Your task » Which lines of the listing below contain the word "Today"? Return them.

□ □ □ □ □ □ □

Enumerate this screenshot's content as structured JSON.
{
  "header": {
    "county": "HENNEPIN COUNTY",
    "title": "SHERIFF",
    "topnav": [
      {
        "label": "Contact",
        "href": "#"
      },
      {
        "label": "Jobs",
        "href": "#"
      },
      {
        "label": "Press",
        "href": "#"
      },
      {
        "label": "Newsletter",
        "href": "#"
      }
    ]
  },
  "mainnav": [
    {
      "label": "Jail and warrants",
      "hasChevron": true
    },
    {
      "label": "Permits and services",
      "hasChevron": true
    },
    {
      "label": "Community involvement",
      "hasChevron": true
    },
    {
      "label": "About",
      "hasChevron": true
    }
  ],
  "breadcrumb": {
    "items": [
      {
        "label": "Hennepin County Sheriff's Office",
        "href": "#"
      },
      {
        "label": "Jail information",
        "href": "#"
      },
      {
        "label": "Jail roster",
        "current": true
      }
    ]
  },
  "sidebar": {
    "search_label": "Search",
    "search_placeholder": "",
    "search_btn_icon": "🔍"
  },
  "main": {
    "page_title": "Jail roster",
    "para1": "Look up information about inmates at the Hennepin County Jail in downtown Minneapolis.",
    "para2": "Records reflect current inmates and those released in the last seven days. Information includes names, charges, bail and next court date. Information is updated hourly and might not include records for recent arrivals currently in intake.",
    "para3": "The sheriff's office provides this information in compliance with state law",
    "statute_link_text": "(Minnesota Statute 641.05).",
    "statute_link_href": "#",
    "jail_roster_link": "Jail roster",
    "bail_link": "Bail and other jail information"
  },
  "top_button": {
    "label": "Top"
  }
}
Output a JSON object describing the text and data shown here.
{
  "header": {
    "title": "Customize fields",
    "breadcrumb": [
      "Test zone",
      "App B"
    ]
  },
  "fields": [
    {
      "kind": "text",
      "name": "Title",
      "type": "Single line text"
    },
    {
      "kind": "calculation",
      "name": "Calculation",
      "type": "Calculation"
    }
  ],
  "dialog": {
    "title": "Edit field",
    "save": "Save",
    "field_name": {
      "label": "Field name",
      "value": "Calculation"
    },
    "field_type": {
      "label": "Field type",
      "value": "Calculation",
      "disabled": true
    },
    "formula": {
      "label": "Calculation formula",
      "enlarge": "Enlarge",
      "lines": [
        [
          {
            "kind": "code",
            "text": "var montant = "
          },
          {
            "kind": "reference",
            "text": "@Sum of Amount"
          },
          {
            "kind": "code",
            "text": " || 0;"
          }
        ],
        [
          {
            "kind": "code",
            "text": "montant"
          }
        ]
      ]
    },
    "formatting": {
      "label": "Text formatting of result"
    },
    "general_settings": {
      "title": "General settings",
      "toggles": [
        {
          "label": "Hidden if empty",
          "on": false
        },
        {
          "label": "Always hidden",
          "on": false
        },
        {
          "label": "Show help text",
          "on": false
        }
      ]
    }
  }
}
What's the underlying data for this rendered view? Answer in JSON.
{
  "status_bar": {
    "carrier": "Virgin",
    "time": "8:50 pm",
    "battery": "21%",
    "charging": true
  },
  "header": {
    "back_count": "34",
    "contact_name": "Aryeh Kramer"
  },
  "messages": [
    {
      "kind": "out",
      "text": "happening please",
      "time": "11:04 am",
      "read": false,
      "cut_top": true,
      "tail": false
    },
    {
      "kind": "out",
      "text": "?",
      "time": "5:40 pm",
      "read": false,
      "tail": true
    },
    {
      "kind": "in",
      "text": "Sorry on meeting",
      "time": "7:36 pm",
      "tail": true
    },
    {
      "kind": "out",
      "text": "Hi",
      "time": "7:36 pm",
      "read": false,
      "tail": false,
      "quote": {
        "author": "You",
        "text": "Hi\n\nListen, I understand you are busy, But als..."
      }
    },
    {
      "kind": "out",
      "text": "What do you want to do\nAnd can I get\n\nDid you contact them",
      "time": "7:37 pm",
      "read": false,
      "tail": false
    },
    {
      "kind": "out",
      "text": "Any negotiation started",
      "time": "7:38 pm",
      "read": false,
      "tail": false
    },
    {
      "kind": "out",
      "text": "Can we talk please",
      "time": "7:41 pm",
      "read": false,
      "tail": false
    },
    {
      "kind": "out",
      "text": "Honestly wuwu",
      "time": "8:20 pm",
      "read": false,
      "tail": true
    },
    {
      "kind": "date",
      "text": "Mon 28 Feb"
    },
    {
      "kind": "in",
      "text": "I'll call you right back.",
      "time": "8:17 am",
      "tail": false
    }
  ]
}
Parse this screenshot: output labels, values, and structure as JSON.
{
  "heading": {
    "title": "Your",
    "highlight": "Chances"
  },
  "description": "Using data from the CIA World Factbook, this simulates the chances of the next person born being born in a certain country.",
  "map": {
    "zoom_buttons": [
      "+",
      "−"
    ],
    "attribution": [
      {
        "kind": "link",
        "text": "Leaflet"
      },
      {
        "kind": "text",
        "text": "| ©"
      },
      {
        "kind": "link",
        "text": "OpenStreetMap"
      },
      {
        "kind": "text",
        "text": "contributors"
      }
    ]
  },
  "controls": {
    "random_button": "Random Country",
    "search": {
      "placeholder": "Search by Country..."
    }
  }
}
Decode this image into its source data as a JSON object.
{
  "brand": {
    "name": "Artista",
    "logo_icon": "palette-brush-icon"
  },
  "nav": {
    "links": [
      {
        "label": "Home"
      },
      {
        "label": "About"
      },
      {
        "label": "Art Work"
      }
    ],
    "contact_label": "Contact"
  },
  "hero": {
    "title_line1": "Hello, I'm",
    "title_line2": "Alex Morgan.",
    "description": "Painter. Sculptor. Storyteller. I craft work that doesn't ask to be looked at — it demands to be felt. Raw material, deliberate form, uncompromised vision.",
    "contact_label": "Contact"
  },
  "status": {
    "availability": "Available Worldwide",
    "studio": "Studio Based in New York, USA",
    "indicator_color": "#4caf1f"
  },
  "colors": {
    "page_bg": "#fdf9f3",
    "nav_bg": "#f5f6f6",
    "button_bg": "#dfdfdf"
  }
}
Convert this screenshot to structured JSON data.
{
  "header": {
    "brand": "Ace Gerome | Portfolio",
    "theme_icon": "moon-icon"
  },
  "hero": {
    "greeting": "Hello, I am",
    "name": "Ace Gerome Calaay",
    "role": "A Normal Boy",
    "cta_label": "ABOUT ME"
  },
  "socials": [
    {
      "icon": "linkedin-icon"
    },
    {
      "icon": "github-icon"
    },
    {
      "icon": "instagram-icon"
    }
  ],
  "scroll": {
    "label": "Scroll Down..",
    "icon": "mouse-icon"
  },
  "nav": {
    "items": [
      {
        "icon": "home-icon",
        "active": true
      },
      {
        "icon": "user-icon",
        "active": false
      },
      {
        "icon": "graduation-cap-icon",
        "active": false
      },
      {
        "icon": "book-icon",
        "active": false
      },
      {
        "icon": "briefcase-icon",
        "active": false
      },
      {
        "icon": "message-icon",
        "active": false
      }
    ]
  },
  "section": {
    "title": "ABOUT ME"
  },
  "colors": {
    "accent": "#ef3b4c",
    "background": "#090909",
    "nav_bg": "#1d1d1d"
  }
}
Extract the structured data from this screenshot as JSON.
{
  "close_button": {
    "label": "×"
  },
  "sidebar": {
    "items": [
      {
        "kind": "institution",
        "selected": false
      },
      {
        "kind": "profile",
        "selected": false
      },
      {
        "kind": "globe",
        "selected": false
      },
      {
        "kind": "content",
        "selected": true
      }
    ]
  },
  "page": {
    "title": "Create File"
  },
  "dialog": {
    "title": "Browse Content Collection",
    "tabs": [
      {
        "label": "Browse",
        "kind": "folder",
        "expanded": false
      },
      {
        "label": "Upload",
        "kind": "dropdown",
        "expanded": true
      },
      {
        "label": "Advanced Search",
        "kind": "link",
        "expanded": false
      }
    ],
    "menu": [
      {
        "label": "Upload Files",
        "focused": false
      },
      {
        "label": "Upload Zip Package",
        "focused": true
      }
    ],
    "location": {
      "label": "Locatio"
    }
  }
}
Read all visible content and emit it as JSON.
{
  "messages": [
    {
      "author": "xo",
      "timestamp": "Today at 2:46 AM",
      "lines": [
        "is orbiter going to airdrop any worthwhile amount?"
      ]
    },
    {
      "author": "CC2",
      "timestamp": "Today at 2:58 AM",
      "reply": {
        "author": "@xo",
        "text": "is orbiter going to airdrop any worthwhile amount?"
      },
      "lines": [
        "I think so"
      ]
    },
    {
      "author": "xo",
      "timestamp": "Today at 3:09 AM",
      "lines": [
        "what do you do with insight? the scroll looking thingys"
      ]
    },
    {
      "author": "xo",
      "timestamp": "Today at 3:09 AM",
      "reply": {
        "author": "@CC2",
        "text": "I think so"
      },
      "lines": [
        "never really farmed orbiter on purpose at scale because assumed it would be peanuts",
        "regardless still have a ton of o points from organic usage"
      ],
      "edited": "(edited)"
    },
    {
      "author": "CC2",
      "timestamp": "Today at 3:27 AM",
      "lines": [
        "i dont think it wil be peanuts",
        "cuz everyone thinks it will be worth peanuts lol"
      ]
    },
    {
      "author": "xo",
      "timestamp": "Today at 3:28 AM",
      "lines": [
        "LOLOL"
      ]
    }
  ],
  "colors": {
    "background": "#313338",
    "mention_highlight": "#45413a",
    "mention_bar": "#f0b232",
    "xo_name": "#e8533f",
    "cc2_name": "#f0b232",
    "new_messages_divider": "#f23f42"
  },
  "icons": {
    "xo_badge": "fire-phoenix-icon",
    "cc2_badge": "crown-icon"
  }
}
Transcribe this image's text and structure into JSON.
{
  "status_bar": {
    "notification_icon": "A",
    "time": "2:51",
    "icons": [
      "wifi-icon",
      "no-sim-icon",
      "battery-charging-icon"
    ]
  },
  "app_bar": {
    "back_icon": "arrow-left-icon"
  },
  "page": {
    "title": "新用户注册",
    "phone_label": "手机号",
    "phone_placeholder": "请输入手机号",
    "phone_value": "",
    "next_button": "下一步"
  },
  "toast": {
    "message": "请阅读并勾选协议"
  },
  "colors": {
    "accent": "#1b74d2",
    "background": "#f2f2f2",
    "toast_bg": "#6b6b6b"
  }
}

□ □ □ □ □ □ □

Task answer »
      "timestamp": "Today at 2:46 AM",
      "timestamp": "Today at 2:58 AM",
      "timestamp": "Today at 3:09 AM",
      "timestamp": "Today at 3:09 AM",
      "timestamp": "Today at 3:27 AM",
      "timestamp": "Today at 3:28 AM",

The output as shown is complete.